▶ [WORK INSTRUCTION]: Keep every word of the listing and reproduce it exactly, but set aside any image found there.

▶ [DATASET RECORDS]:
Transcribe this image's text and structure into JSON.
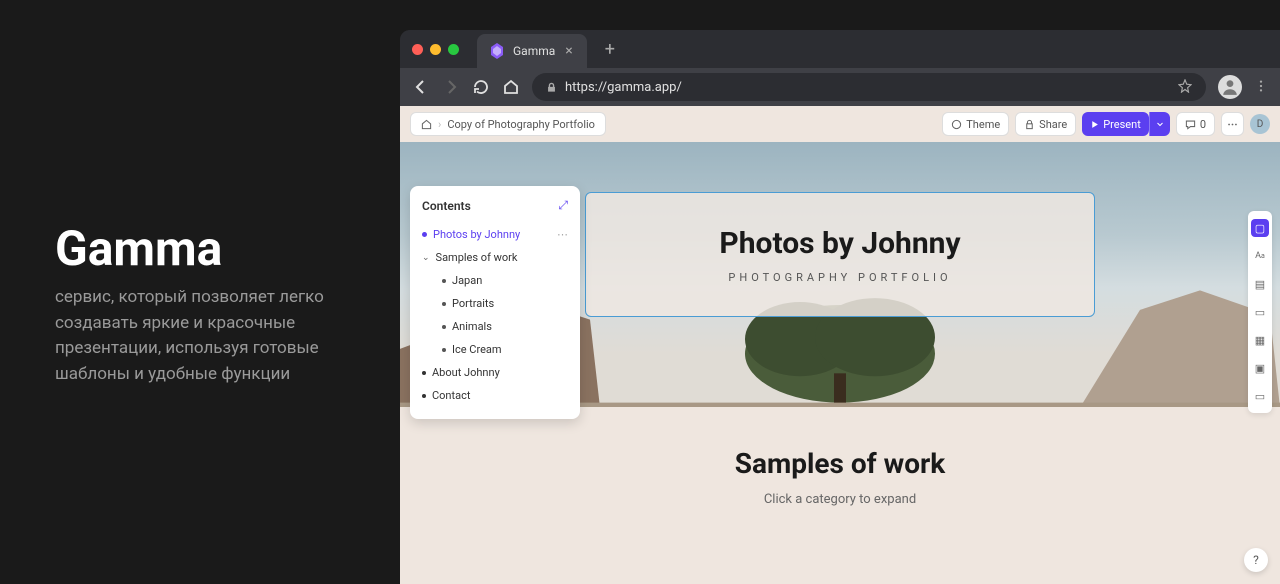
{
  "left": {
    "title": "Gamma",
    "description": "сервис, который позволяет легко создавать яркие и красочные презентации, используя готовые шаблоны и удобные функции"
  },
  "browser": {
    "tab_title": "Gamma",
    "url": "https://gamma.app/"
  },
  "app": {
    "breadcrumb": "Copy of Photography Portfolio",
    "theme_btn": "Theme",
    "share_btn": "Share",
    "present_btn": "Present",
    "comment_count": "0",
    "user_initial": "D"
  },
  "hero": {
    "title": "Photos by Johnny",
    "subtitle": "PHOTOGRAPHY PORTFOLIO"
  },
  "samples": {
    "title": "Samples of work",
    "subtitle": "Click a category to expand"
  },
  "contents": {
    "header": "Contents",
    "items": [
      {
        "label": "Photos by Johnny",
        "active": true,
        "type": "bullet",
        "more": true
      },
      {
        "label": "Samples of work",
        "type": "chevron"
      },
      {
        "label": "Japan",
        "type": "sub"
      },
      {
        "label": "Portraits",
        "type": "sub"
      },
      {
        "label": "Animals",
        "type": "sub"
      },
      {
        "label": "Ice Cream",
        "type": "sub"
      },
      {
        "label": "About Johnny",
        "type": "bullet"
      },
      {
        "label": "Contact",
        "type": "bullet"
      }
    ]
  },
  "help": "?"
}
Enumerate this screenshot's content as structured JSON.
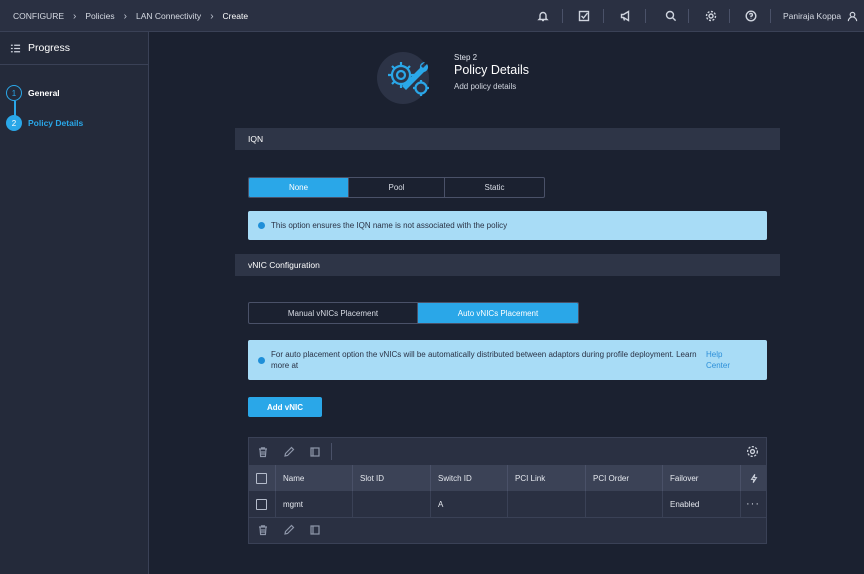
{
  "header": {
    "breadcrumbs": [
      "CONFIGURE",
      "Policies",
      "LAN Connectivity",
      "Create"
    ],
    "icons": [
      "bell-icon",
      "checklist-icon",
      "megaphone-icon",
      "search-icon",
      "gear-icon",
      "help-icon"
    ],
    "user_name": "Paniraja Koppa"
  },
  "sidebar": {
    "title": "Progress",
    "steps": [
      {
        "number": "1",
        "label": "General",
        "state": "completed"
      },
      {
        "number": "2",
        "label": "Policy Details",
        "state": "active"
      }
    ]
  },
  "main": {
    "step_sub": "Step 2",
    "step_title": "Policy Details",
    "step_desc": "Add policy details",
    "iqn": {
      "section_title": "IQN",
      "options": [
        "None",
        "Pool",
        "Static"
      ],
      "selected": "None",
      "info_text": "This option ensures the IQN name is not associated with the policy"
    },
    "vnic": {
      "section_title": "vNIC Configuration",
      "options": [
        "Manual vNICs Placement",
        "Auto vNICs Placement"
      ],
      "selected": "Auto vNICs Placement",
      "info_text_line1": "For auto placement option the vNICs will be automatically distributed between adaptors during profile deployment. Learn",
      "info_text_line2": "more at",
      "info_link_line1": "Help",
      "info_link_line2": "Center",
      "add_button": "Add vNIC"
    },
    "table": {
      "columns": [
        "Name",
        "Slot ID",
        "Switch ID",
        "PCI Link",
        "PCI Order",
        "Failover"
      ],
      "rows": [
        {
          "name": "mgmt",
          "slot_id": "",
          "switch_id": "A",
          "pci_link": "",
          "pci_order": "",
          "failover": "Enabled",
          "actions": "···"
        }
      ]
    }
  },
  "colors": {
    "accent": "#2aa7e8",
    "background": "#1b2130",
    "info_bg": "#a8dcf6"
  }
}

▶ [SOLUTION TO THE PROBLEM]:
Transcribe this image's text and structure into JSON.
{
  "left": {
    "title": "Gamma",
    "description": "сервис, который позволяет легко создавать яркие и красочные презентации, используя готовые шаблоны и удобные функции"
  },
  "browser": {
    "tab_title": "Gamma",
    "url": "https://gamma.app/"
  },
  "app": {
    "breadcrumb": "Copy of Photography Portfolio",
    "theme_btn": "Theme",
    "share_btn": "Share",
    "present_btn": "Present",
    "comment_count": "0",
    "user_initial": "D"
  },
  "hero": {
    "title": "Photos by Johnny",
    "subtitle": "PHOTOGRAPHY PORTFOLIO"
  },
  "samples": {
    "title": "Samples of work",
    "subtitle": "Click a category to expand"
  },
  "contents": {
    "header": "Contents",
    "items": [
      {
        "label": "Photos by Johnny",
        "active": true,
        "type": "bullet",
        "more": true
      },
      {
        "label": "Samples of work",
        "type": "chevron"
      },
      {
        "label": "Japan",
        "type": "sub"
      },
      {
        "label": "Portraits",
        "type": "sub"
      },
      {
        "label": "Animals",
        "type": "sub"
      },
      {
        "label": "Ice Cream",
        "type": "sub"
      },
      {
        "label": "About Johnny",
        "type": "bullet"
      },
      {
        "label": "Contact",
        "type": "bullet"
      }
    ]
  },
  "help": "?"
}
Enumerate this screenshot's content as structured JSON.
{
  "header": {
    "breadcrumbs": [
      "CONFIGURE",
      "Policies",
      "LAN Connectivity",
      "Create"
    ],
    "icons": [
      "bell-icon",
      "checklist-icon",
      "megaphone-icon",
      "search-icon",
      "gear-icon",
      "help-icon"
    ],
    "user_name": "Paniraja Koppa"
  },
  "sidebar": {
    "title": "Progress",
    "steps": [
      {
        "number": "1",
        "label": "General",
        "state": "completed"
      },
      {
        "number": "2",
        "label": "Policy Details",
        "state": "active"
      }
    ]
  },
  "main": {
    "step_sub": "Step 2",
    "step_title": "Policy Details",
    "step_desc": "Add policy details",
    "iqn": {
      "section_title": "IQN",
      "options": [
        "None",
        "Pool",
        "Static"
      ],
      "selected": "None",
      "info_text": "This option ensures the IQN name is not associated with the policy"
    },
    "vnic": {
      "section_title": "vNIC Configuration",
      "options": [
        "Manual vNICs Placement",
        "Auto vNICs Placement"
      ],
      "selected": "Auto vNICs Placement",
      "info_text_line1": "For auto placement option the vNICs will be automatically distributed between adaptors during profile deployment. Learn",
      "info_text_line2": "more at",
      "info_link_line1": "Help",
      "info_link_line2": "Center",
      "add_button": "Add vNIC"
    },
    "table": {
      "columns": [
        "Name",
        "Slot ID",
        "Switch ID",
        "PCI Link",
        "PCI Order",
        "Failover"
      ],
      "rows": [
        {
          "name": "mgmt",
          "slot_id": "",
          "switch_id": "A",
          "pci_link": "",
          "pci_order": "",
          "failover": "Enabled",
          "actions": "···"
        }
      ]
    }
  },
  "colors": {
    "accent": "#2aa7e8",
    "background": "#1b2130",
    "info_bg": "#a8dcf6"
  }
}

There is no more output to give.